Adult sufferers of ADHD often have difficulty focusing and tuning out distractions. Participating in conversation with others can also be a challenge when behaviors such as zoning out when someone else is talking or the inability to stay on one topic when speaking are common. Emotionally, adults with ADHD often have unpredictable moods, low tolerance for frustration and high anxiety levels. These problems are exacerbated when procrastination, disorganization, and the inability to start and/or finish projects create negative consequences in a job or family setting.
On the positive side, people with ADHD are often highly creative and intelligent. Many artists, musicians and writers have ADHD and are able to turn some of their difficulties into benefits. Although there is not a cure for ADHD, there are ways to manage the symptoms.
ADHD in childhood can manifest, in varying degrees, in an inability to focus, impulsivity and hyperactivity. For kids with ADHD, idle time may exacerbate their symptoms and create chaos in the home, so one of the best ways to avoid problems is by keeping them busy. Additionally, recent studies have shown a link between many of the problems shown by children with ADHD and deficits in working memory. The research suggests that training and improving the function of working memory can diminish the symptoms of ADHD. Studies have shown marked improvement in trained working memory task of children with ADHD through the use of computerized training programs that target working memory (Klingberg, et al. 2002). Additionally, the training generalized to other non-trained cognitive skills such as visual-spatial working memory task and non-verbal complex reasoning tasks.

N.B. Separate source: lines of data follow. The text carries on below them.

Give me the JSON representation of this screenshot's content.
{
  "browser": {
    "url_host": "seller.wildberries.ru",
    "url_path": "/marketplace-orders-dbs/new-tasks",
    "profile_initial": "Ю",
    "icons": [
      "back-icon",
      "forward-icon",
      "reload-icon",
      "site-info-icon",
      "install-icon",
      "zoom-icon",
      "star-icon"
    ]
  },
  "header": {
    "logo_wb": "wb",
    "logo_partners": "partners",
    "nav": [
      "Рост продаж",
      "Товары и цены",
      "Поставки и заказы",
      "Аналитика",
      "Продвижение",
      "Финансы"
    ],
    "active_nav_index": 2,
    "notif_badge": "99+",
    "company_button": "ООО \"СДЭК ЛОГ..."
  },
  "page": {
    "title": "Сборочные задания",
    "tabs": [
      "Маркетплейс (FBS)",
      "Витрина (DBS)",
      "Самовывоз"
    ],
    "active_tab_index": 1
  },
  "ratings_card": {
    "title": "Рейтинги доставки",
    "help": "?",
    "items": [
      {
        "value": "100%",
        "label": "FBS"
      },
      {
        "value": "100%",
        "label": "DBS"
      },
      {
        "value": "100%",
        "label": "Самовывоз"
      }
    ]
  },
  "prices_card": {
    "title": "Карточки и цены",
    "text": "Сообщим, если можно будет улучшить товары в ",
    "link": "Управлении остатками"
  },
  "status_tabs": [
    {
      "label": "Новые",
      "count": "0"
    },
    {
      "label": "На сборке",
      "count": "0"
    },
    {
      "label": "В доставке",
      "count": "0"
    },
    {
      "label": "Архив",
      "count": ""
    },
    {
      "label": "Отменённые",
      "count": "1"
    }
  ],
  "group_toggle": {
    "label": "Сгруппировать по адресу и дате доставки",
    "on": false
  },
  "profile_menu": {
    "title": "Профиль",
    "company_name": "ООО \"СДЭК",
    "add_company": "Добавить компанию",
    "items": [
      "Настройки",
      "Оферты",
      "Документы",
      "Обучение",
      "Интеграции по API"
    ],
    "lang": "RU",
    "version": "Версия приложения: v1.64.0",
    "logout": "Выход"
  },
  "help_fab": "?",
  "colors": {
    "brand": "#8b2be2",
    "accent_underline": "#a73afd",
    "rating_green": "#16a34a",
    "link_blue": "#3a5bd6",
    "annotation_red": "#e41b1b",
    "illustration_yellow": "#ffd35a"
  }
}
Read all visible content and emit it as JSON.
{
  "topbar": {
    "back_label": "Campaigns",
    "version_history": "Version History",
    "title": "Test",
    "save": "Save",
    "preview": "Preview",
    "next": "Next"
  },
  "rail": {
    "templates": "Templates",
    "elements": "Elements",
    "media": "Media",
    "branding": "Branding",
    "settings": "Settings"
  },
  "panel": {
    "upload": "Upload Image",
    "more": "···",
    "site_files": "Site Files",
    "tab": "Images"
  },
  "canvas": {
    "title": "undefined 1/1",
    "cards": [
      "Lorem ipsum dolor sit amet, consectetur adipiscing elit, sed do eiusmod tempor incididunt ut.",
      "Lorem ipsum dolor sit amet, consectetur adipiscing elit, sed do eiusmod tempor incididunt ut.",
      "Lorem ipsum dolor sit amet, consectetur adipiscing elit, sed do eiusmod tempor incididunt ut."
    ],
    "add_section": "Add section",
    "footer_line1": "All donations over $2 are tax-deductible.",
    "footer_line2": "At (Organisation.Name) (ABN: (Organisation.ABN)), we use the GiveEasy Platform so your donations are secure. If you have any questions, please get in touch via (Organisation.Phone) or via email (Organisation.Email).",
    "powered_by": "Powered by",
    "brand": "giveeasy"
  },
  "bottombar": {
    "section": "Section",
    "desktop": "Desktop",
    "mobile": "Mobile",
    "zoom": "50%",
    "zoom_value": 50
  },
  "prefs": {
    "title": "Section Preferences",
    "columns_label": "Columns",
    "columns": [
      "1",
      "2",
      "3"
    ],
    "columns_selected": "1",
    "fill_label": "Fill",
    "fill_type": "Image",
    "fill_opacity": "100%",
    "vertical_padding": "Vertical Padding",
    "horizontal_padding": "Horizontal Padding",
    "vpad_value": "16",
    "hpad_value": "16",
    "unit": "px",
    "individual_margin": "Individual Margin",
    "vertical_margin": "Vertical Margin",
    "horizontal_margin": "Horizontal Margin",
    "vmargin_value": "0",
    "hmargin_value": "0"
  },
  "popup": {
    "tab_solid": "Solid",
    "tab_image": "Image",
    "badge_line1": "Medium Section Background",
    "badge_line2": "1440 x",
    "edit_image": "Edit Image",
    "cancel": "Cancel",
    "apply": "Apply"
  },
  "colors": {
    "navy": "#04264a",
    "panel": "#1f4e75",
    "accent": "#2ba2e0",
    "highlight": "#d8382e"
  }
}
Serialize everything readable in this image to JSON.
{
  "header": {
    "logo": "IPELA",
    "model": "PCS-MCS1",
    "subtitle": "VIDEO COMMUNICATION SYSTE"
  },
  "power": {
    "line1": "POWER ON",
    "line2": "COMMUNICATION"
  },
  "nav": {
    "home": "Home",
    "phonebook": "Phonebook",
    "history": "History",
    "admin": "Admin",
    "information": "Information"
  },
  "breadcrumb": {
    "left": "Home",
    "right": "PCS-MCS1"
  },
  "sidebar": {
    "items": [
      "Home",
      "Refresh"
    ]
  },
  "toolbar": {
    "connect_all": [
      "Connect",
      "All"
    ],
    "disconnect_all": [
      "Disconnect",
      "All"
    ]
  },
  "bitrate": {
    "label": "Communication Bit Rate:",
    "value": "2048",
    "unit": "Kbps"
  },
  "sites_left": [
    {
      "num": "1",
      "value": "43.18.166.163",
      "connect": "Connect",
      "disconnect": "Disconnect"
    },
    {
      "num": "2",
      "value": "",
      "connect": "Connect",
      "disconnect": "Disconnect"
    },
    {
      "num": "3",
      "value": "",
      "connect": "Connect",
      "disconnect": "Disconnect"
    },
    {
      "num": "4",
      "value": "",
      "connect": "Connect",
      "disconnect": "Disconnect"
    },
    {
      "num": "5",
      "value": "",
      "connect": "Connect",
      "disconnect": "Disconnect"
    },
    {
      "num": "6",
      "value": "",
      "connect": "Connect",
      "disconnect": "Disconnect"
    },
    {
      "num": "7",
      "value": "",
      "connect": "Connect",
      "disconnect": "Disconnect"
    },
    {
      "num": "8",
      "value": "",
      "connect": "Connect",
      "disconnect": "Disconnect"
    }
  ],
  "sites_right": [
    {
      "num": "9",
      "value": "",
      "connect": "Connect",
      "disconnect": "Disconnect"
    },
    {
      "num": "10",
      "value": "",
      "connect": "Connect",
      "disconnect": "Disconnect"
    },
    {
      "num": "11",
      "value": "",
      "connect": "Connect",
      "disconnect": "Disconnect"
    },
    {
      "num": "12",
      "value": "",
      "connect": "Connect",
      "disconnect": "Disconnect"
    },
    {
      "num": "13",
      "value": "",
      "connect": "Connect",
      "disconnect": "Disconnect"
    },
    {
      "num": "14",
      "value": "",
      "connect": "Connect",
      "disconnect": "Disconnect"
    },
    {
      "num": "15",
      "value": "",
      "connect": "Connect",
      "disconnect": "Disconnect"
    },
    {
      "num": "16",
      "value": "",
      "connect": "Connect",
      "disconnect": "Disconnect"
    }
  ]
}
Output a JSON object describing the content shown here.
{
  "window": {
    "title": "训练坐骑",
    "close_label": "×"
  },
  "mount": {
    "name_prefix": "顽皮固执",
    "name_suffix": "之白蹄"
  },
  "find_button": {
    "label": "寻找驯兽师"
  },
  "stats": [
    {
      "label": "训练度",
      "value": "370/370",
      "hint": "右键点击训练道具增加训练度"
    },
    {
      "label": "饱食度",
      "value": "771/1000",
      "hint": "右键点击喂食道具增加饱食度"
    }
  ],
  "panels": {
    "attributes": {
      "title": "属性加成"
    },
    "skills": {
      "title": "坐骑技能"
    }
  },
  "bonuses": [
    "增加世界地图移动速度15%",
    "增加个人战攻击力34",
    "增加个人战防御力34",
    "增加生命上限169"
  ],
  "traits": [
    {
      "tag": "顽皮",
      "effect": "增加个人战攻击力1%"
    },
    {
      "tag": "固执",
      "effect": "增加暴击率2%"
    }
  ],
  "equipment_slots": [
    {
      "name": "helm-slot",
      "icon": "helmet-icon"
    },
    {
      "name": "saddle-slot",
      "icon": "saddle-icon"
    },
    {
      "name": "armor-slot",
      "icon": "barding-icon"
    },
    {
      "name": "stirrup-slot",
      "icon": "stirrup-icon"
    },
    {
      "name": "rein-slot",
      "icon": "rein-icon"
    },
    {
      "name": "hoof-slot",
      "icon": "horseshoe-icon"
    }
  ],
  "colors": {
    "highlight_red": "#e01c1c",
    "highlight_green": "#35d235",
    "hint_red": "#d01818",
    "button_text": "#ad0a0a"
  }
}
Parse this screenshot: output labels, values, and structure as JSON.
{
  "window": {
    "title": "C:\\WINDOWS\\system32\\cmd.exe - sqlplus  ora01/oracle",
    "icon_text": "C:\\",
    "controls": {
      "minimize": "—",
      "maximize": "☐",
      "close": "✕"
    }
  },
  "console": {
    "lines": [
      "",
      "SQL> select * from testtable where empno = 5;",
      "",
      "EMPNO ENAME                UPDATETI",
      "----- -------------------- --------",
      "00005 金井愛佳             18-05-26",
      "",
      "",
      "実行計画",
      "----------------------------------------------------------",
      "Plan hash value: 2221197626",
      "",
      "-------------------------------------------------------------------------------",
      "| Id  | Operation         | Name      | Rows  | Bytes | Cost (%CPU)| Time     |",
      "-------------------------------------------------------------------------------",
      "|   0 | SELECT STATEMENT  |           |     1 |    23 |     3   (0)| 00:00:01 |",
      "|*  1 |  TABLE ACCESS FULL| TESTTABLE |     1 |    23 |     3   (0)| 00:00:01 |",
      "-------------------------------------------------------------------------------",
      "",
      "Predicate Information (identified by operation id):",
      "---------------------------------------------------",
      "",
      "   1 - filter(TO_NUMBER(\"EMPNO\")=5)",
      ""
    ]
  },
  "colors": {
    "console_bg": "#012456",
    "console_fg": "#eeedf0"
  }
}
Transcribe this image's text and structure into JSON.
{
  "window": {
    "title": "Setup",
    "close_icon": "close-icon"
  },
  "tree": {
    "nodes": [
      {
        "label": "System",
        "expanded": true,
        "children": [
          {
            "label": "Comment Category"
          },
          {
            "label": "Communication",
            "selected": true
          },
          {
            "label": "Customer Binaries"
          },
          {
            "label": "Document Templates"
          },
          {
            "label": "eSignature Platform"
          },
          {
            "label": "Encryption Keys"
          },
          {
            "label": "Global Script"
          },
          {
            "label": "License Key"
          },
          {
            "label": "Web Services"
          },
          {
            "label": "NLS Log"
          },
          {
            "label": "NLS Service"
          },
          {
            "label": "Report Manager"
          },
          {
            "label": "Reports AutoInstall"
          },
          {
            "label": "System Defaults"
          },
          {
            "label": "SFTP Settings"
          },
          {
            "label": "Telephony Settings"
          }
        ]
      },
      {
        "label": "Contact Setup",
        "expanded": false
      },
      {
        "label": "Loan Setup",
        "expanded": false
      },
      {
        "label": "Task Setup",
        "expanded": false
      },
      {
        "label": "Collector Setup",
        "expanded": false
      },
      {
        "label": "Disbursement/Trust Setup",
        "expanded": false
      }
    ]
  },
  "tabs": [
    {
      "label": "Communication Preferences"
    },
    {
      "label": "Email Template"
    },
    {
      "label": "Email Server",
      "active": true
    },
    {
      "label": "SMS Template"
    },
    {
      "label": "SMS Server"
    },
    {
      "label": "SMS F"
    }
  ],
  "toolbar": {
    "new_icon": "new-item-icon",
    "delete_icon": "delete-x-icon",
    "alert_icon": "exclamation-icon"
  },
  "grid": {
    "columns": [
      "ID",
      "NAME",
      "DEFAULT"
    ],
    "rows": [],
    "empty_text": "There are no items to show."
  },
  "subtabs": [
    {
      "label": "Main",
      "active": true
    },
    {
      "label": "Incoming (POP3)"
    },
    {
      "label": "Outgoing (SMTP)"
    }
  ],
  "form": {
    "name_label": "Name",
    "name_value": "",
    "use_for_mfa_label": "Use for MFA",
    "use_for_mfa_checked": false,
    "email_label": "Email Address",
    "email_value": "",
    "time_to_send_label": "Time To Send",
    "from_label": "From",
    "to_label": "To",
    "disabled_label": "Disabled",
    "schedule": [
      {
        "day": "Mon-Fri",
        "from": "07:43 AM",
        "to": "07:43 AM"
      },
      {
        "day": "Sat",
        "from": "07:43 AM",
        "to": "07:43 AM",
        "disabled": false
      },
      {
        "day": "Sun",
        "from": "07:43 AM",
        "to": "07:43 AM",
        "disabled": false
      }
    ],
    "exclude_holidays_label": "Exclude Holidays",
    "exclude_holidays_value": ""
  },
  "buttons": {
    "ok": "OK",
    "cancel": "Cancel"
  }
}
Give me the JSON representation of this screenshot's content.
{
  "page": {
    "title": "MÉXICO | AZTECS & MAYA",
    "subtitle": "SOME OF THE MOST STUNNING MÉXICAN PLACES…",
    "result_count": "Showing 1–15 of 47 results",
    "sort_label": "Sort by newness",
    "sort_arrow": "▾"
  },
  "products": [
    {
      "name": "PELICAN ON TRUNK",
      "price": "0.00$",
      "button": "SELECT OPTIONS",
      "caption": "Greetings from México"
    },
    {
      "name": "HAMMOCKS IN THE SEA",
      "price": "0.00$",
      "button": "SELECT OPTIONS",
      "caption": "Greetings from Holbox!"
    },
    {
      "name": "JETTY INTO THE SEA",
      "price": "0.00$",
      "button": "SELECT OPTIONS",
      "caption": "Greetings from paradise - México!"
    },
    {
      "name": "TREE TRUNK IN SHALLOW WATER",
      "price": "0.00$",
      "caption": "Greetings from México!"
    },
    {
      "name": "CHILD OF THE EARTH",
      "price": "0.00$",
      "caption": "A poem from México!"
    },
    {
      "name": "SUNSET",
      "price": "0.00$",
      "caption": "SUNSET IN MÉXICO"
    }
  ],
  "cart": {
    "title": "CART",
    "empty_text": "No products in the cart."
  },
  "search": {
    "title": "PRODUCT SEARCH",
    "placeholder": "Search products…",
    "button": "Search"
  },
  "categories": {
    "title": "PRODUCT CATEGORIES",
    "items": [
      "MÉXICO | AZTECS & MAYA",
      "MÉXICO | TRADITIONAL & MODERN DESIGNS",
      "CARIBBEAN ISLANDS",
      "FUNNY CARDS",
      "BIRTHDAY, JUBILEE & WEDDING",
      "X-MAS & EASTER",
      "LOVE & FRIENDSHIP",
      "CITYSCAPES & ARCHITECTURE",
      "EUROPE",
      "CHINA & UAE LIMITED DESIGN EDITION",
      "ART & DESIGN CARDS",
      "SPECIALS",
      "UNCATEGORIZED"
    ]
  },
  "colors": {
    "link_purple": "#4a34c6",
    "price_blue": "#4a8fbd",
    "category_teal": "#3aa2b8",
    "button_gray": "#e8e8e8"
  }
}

Memory and Concentration games are a great idea for improving working memory, as well as focus and attention, and they are quick and fun to play. Through repeated playing, brain circuits are “exercised” and challenged, which strengthens connections and thus improves function. Experts on ADD (Attention Deficit Disorder) and ADHD recommend games that are less complicated and low-tech. If there are too many rules or steps to the game, children can easily become frustrated and lose interest.